Would you please restate all of the entries exactly, apart from the pictures?

###

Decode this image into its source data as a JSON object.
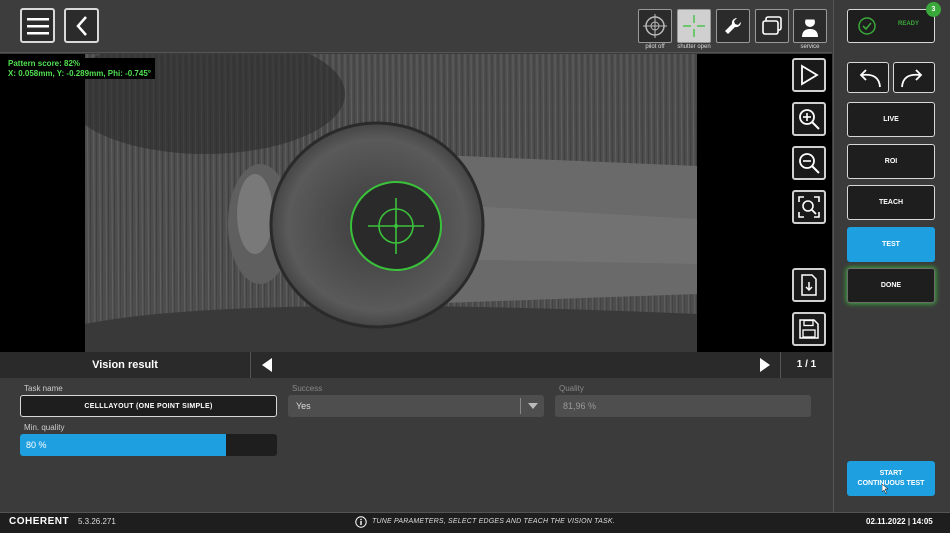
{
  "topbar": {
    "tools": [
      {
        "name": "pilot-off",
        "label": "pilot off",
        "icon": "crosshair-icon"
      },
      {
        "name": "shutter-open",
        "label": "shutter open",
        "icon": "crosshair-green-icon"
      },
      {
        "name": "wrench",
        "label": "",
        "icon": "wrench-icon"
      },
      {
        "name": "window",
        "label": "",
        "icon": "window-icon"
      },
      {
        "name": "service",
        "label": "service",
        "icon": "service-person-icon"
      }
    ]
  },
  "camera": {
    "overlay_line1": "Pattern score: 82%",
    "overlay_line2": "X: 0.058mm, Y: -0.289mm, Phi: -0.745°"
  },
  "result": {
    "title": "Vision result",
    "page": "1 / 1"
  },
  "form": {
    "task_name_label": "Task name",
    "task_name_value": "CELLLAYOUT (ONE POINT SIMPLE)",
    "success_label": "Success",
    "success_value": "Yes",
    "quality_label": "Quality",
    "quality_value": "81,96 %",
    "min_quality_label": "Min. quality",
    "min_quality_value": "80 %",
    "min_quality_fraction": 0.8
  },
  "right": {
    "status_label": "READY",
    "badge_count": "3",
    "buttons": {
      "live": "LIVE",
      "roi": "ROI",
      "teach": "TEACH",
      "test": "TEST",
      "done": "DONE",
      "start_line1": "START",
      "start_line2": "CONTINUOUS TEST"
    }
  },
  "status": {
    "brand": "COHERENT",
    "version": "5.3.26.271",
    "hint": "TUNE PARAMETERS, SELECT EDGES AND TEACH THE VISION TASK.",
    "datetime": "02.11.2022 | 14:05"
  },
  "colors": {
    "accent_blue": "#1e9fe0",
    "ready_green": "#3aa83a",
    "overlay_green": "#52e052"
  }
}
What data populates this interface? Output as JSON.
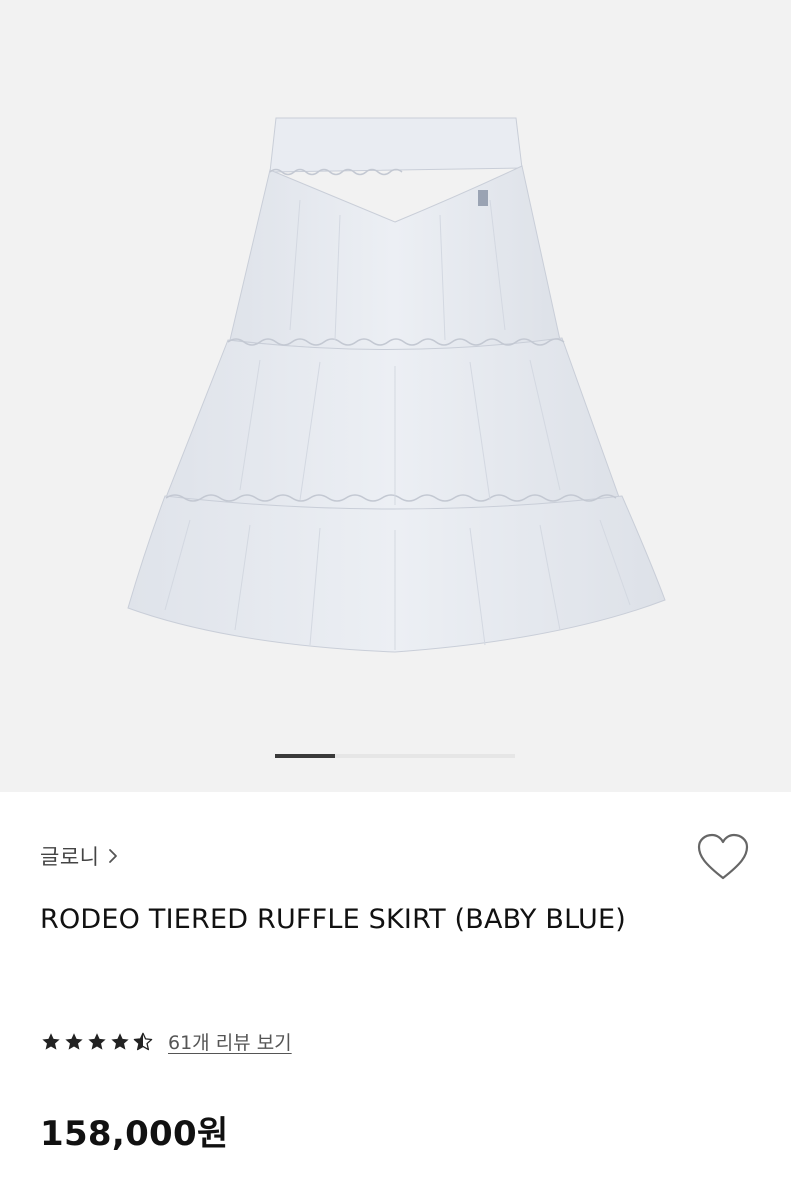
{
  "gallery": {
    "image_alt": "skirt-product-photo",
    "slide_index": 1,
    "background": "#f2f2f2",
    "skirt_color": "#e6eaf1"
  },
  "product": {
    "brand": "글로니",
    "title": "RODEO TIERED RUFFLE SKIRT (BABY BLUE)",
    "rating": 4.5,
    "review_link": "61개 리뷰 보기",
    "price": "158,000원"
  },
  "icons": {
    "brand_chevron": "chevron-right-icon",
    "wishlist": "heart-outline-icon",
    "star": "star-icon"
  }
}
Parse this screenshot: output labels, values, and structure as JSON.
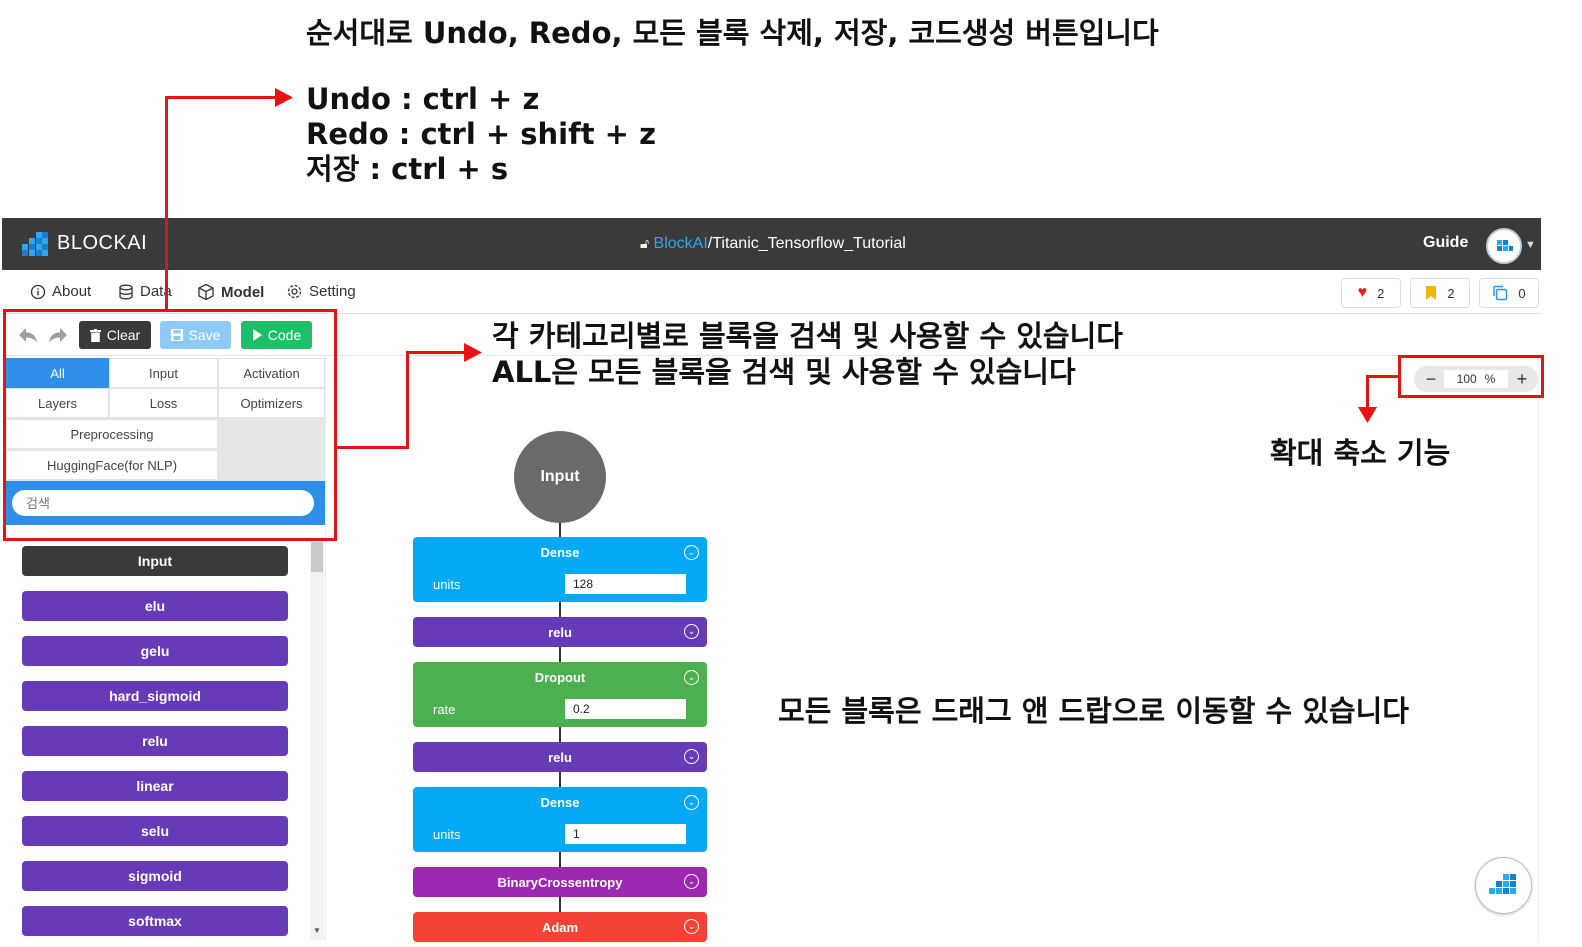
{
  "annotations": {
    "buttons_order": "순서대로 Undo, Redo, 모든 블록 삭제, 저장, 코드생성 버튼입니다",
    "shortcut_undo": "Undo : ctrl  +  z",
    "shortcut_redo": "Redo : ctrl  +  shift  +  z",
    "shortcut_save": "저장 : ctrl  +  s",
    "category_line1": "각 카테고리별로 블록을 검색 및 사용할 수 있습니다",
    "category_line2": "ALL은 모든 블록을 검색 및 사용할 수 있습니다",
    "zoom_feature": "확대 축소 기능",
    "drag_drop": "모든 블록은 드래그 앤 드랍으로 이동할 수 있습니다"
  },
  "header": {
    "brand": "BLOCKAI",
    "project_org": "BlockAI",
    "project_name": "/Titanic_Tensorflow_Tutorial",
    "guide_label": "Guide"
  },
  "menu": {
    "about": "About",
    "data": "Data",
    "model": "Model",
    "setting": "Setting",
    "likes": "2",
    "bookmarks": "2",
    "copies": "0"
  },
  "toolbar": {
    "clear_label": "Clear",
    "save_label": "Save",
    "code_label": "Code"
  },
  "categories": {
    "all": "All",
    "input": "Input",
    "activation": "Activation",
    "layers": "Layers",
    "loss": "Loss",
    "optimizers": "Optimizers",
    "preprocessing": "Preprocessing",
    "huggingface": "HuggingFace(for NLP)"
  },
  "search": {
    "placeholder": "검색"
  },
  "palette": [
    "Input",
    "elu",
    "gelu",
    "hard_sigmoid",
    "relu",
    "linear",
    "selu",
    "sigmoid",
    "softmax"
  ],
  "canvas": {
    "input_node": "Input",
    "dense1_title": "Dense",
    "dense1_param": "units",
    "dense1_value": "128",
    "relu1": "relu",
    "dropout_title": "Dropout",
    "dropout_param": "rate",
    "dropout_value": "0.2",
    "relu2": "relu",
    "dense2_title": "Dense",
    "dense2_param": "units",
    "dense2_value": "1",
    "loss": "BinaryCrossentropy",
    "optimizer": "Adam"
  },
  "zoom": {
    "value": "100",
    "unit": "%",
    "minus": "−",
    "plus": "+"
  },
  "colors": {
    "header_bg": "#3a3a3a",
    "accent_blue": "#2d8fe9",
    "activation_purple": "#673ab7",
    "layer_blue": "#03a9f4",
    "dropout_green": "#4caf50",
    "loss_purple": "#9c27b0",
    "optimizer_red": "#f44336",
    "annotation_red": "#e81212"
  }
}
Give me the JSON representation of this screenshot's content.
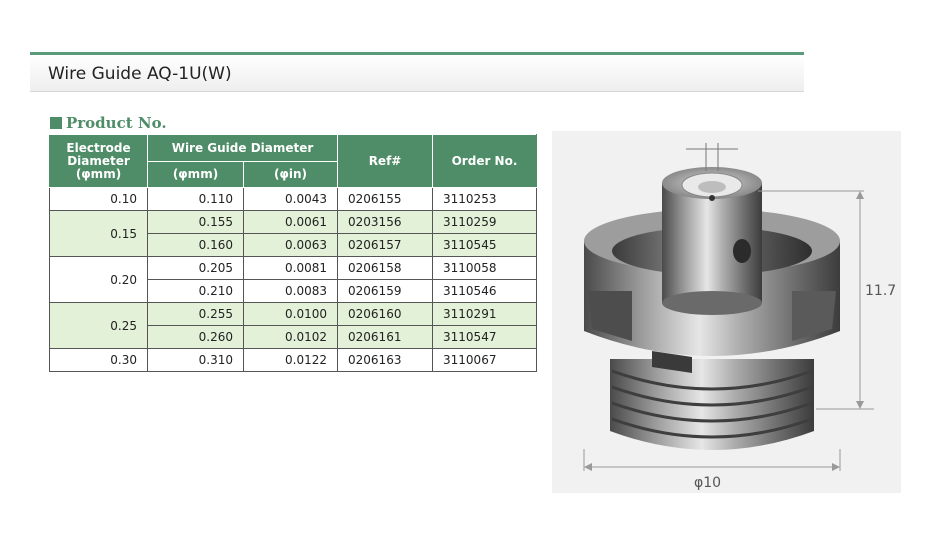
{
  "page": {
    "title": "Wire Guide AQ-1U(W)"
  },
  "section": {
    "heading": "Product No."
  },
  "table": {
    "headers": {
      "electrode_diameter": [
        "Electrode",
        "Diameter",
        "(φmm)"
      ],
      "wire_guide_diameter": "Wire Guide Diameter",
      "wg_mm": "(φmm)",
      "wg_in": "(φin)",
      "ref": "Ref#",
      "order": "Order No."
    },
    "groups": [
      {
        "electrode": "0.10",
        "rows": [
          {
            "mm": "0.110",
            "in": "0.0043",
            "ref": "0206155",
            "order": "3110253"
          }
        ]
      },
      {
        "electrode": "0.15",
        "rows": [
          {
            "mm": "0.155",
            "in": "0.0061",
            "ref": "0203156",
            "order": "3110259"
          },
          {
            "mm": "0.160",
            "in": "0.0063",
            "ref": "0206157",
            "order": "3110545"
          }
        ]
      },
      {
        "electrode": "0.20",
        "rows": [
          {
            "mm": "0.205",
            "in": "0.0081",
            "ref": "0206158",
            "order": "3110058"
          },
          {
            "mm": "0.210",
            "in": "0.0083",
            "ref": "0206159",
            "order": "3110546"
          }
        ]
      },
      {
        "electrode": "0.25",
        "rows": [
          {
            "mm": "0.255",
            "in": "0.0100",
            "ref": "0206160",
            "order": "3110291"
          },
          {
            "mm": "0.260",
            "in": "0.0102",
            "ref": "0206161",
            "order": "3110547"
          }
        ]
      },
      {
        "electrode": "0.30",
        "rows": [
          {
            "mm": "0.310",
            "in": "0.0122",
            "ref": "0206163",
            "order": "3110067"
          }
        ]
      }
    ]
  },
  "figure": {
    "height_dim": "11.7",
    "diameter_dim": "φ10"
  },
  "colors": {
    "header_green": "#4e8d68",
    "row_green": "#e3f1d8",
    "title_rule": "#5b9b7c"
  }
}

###

**Answer box:**
Decode this image into its source data as a JSON object.
{
  "topbar": {
    "tools": [
      {
        "name": "pilot-off",
        "label": "pilot off",
        "icon": "crosshair-icon"
      },
      {
        "name": "shutter-open",
        "label": "shutter open",
        "icon": "crosshair-green-icon"
      },
      {
        "name": "wrench",
        "label": "",
        "icon": "wrench-icon"
      },
      {
        "name": "window",
        "label": "",
        "icon": "window-icon"
      },
      {
        "name": "service",
        "label": "service",
        "icon": "service-person-icon"
      }
    ]
  },
  "camera": {
    "overlay_line1": "Pattern score: 82%",
    "overlay_line2": "X: 0.058mm, Y: -0.289mm, Phi: -0.745°"
  },
  "result": {
    "title": "Vision result",
    "page": "1 / 1"
  },
  "form": {
    "task_name_label": "Task name",
    "task_name_value": "CELLLAYOUT (ONE POINT SIMPLE)",
    "success_label": "Success",
    "success_value": "Yes",
    "quality_label": "Quality",
    "quality_value": "81,96 %",
    "min_quality_label": "Min. quality",
    "min_quality_value": "80 %",
    "min_quality_fraction": 0.8
  },
  "right": {
    "status_label": "READY",
    "badge_count": "3",
    "buttons": {
      "live": "LIVE",
      "roi": "ROI",
      "teach": "TEACH",
      "test": "TEST",
      "done": "DONE",
      "start_line1": "START",
      "start_line2": "CONTINUOUS TEST"
    }
  },
  "status": {
    "brand": "COHERENT",
    "version": "5.3.26.271",
    "hint": "TUNE PARAMETERS, SELECT EDGES AND TEACH THE VISION TASK.",
    "datetime": "02.11.2022 | 14:05"
  },
  "colors": {
    "accent_blue": "#1e9fe0",
    "ready_green": "#3aa83a",
    "overlay_green": "#52e052"
  }
}
What data populates this interface? Output as JSON.
{
  "gallery": {
    "image_alt": "skirt-product-photo",
    "slide_index": 1,
    "background": "#f2f2f2",
    "skirt_color": "#e6eaf1"
  },
  "product": {
    "brand": "글로니",
    "title": "RODEO TIERED RUFFLE SKIRT (BABY BLUE)",
    "rating": 4.5,
    "review_link": "61개 리뷰 보기",
    "price": "158,000원"
  },
  "icons": {
    "brand_chevron": "chevron-right-icon",
    "wishlist": "heart-outline-icon",
    "star": "star-icon"
  }
}
Parse this screenshot: output labels, values, and structure as JSON.
{
  "annotations": {
    "buttons_order": "순서대로 Undo, Redo, 모든 블록 삭제, 저장, 코드생성 버튼입니다",
    "shortcut_undo": "Undo : ctrl  +  z",
    "shortcut_redo": "Redo : ctrl  +  shift  +  z",
    "shortcut_save": "저장 : ctrl  +  s",
    "category_line1": "각 카테고리별로 블록을 검색 및 사용할 수 있습니다",
    "category_line2": "ALL은 모든 블록을 검색 및 사용할 수 있습니다",
    "zoom_feature": "확대 축소 기능",
    "drag_drop": "모든 블록은 드래그 앤 드랍으로 이동할 수 있습니다"
  },
  "header": {
    "brand": "BLOCKAI",
    "project_org": "BlockAI",
    "project_name": "/Titanic_Tensorflow_Tutorial",
    "guide_label": "Guide"
  },
  "menu": {
    "about": "About",
    "data": "Data",
    "model": "Model",
    "setting": "Setting",
    "likes": "2",
    "bookmarks": "2",
    "copies": "0"
  },
  "toolbar": {
    "clear_label": "Clear",
    "save_label": "Save",
    "code_label": "Code"
  },
  "categories": {
    "all": "All",
    "input": "Input",
    "activation": "Activation",
    "layers": "Layers",
    "loss": "Loss",
    "optimizers": "Optimizers",
    "preprocessing": "Preprocessing",
    "huggingface": "HuggingFace(for NLP)"
  },
  "search": {
    "placeholder": "검색"
  },
  "palette": [
    "Input",
    "elu",
    "gelu",
    "hard_sigmoid",
    "relu",
    "linear",
    "selu",
    "sigmoid",
    "softmax"
  ],
  "canvas": {
    "input_node": "Input",
    "dense1_title": "Dense",
    "dense1_param": "units",
    "dense1_value": "128",
    "relu1": "relu",
    "dropout_title": "Dropout",
    "dropout_param": "rate",
    "dropout_value": "0.2",
    "relu2": "relu",
    "dense2_title": "Dense",
    "dense2_param": "units",
    "dense2_value": "1",
    "loss": "BinaryCrossentropy",
    "optimizer": "Adam"
  },
  "zoom": {
    "value": "100",
    "unit": "%",
    "minus": "−",
    "plus": "+"
  },
  "colors": {
    "header_bg": "#3a3a3a",
    "accent_blue": "#2d8fe9",
    "activation_purple": "#673ab7",
    "layer_blue": "#03a9f4",
    "dropout_green": "#4caf50",
    "loss_purple": "#9c27b0",
    "optimizer_red": "#f44336",
    "annotation_red": "#e81212"
  }
}
Give me the JSON representation of this screenshot's content.
{
  "page": {
    "title": "Wire Guide AQ-1U(W)"
  },
  "section": {
    "heading": "Product No."
  },
  "table": {
    "headers": {
      "electrode_diameter": [
        "Electrode",
        "Diameter",
        "(φmm)"
      ],
      "wire_guide_diameter": "Wire Guide Diameter",
      "wg_mm": "(φmm)",
      "wg_in": "(φin)",
      "ref": "Ref#",
      "order": "Order No."
    },
    "groups": [
      {
        "electrode": "0.10",
        "rows": [
          {
            "mm": "0.110",
            "in": "0.0043",
            "ref": "0206155",
            "order": "3110253"
          }
        ]
      },
      {
        "electrode": "0.15",
        "rows": [
          {
            "mm": "0.155",
            "in": "0.0061",
            "ref": "0203156",
            "order": "3110259"
          },
          {
            "mm": "0.160",
            "in": "0.0063",
            "ref": "0206157",
            "order": "3110545"
          }
        ]
      },
      {
        "electrode": "0.20",
        "rows": [
          {
            "mm": "0.205",
            "in": "0.0081",
            "ref": "0206158",
            "order": "3110058"
          },
          {
            "mm": "0.210",
            "in": "0.0083",
            "ref": "0206159",
            "order": "3110546"
          }
        ]
      },
      {
        "electrode": "0.25",
        "rows": [
          {
            "mm": "0.255",
            "in": "0.0100",
            "ref": "0206160",
            "order": "3110291"
          },
          {
            "mm": "0.260",
            "in": "0.0102",
            "ref": "0206161",
            "order": "3110547"
          }
        ]
      },
      {
        "electrode": "0.30",
        "rows": [
          {
            "mm": "0.310",
            "in": "0.0122",
            "ref": "0206163",
            "order": "3110067"
          }
        ]
      }
    ]
  },
  "figure": {
    "height_dim": "11.7",
    "diameter_dim": "φ10"
  },
  "colors": {
    "header_green": "#4e8d68",
    "row_green": "#e3f1d8",
    "title_rule": "#5b9b7c"
  }
}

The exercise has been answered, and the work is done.